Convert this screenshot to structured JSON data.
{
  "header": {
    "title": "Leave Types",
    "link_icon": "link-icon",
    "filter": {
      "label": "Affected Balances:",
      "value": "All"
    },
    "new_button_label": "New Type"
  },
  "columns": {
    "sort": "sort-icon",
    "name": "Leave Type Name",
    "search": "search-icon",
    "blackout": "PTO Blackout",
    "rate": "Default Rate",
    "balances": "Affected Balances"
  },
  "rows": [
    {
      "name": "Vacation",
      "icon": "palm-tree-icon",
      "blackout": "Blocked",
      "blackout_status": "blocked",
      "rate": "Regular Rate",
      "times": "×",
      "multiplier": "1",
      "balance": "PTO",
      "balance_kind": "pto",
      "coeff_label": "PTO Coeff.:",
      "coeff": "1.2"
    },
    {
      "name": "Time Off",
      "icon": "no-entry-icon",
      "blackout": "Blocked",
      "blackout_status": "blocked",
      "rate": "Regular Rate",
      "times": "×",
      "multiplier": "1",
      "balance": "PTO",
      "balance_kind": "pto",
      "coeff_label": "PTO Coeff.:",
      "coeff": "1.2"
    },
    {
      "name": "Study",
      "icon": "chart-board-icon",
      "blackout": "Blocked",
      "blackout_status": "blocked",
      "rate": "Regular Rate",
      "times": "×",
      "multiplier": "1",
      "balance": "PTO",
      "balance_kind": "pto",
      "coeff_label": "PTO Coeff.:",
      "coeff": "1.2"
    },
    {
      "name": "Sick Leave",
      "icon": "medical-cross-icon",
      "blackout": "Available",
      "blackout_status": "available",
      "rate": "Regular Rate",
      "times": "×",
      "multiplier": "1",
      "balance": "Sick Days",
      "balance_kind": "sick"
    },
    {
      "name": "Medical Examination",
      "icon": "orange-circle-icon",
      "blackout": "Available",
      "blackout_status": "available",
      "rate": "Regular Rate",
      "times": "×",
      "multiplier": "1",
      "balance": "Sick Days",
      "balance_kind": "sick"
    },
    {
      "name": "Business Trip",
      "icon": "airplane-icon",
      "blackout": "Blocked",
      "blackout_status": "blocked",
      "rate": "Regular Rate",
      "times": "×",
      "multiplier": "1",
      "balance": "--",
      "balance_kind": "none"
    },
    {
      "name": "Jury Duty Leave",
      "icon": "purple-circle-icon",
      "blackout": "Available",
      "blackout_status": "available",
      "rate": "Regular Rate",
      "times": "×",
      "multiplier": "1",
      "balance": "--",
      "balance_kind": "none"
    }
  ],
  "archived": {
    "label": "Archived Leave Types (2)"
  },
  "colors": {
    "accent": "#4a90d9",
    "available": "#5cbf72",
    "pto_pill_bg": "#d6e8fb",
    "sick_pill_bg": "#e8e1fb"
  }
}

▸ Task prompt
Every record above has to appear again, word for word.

▸ Exercise answer
Convert this screenshot to structured JSON data.
{
  "header": {
    "title": "Leave Types",
    "link_icon": "link-icon",
    "filter": {
      "label": "Affected Balances:",
      "value": "All"
    },
    "new_button_label": "New Type"
  },
  "columns": {
    "sort": "sort-icon",
    "name": "Leave Type Name",
    "search": "search-icon",
    "blackout": "PTO Blackout",
    "rate": "Default Rate",
    "balances": "Affected Balances"
  },
  "rows": [
    {
      "name": "Vacation",
      "icon": "palm-tree-icon",
      "blackout": "Blocked",
      "blackout_status": "blocked",
      "rate": "Regular Rate",
      "times": "×",
      "multiplier": "1",
      "balance": "PTO",
      "balance_kind": "pto",
      "coeff_label": "PTO Coeff.:",
      "coeff": "1.2"
    },
    {
      "name": "Time Off",
      "icon": "no-entry-icon",
      "blackout": "Blocked",
      "blackout_status": "blocked",
      "rate": "Regular Rate",
      "times": "×",
      "multiplier": "1",
      "balance": "PTO",
      "balance_kind": "pto",
      "coeff_label": "PTO Coeff.:",
      "coeff": "1.2"
    },
    {
      "name": "Study",
      "icon": "chart-board-icon",
      "blackout": "Blocked",
      "blackout_status": "blocked",
      "rate": "Regular Rate",
      "times": "×",
      "multiplier": "1",
      "balance": "PTO",
      "balance_kind": "pto",
      "coeff_label": "PTO Coeff.:",
      "coeff": "1.2"
    },
    {
      "name": "Sick Leave",
      "icon": "medical-cross-icon",
      "blackout": "Available",
      "blackout_status": "available",
      "rate": "Regular Rate",
      "times": "×",
      "multiplier": "1",
      "balance": "Sick Days",
      "balance_kind": "sick"
    },
    {
      "name": "Medical Examination",
      "icon": "orange-circle-icon",
      "blackout": "Available",
      "blackout_status": "available",
      "rate": "Regular Rate",
      "times": "×",
      "multiplier": "1",
      "balance": "Sick Days",
      "balance_kind": "sick"
    },
    {
      "name": "Business Trip",
      "icon": "airplane-icon",
      "blackout": "Blocked",
      "blackout_status": "blocked",
      "rate": "Regular Rate",
      "times": "×",
      "multiplier": "1",
      "balance": "--",
      "balance_kind": "none"
    },
    {
      "name": "Jury Duty Leave",
      "icon": "purple-circle-icon",
      "blackout": "Available",
      "blackout_status": "available",
      "rate": "Regular Rate",
      "times": "×",
      "multiplier": "1",
      "balance": "--",
      "balance_kind": "none"
    }
  ],
  "archived": {
    "label": "Archived Leave Types (2)"
  },
  "colors": {
    "accent": "#4a90d9",
    "available": "#5cbf72",
    "pto_pill_bg": "#d6e8fb",
    "sick_pill_bg": "#e8e1fb"
  }
}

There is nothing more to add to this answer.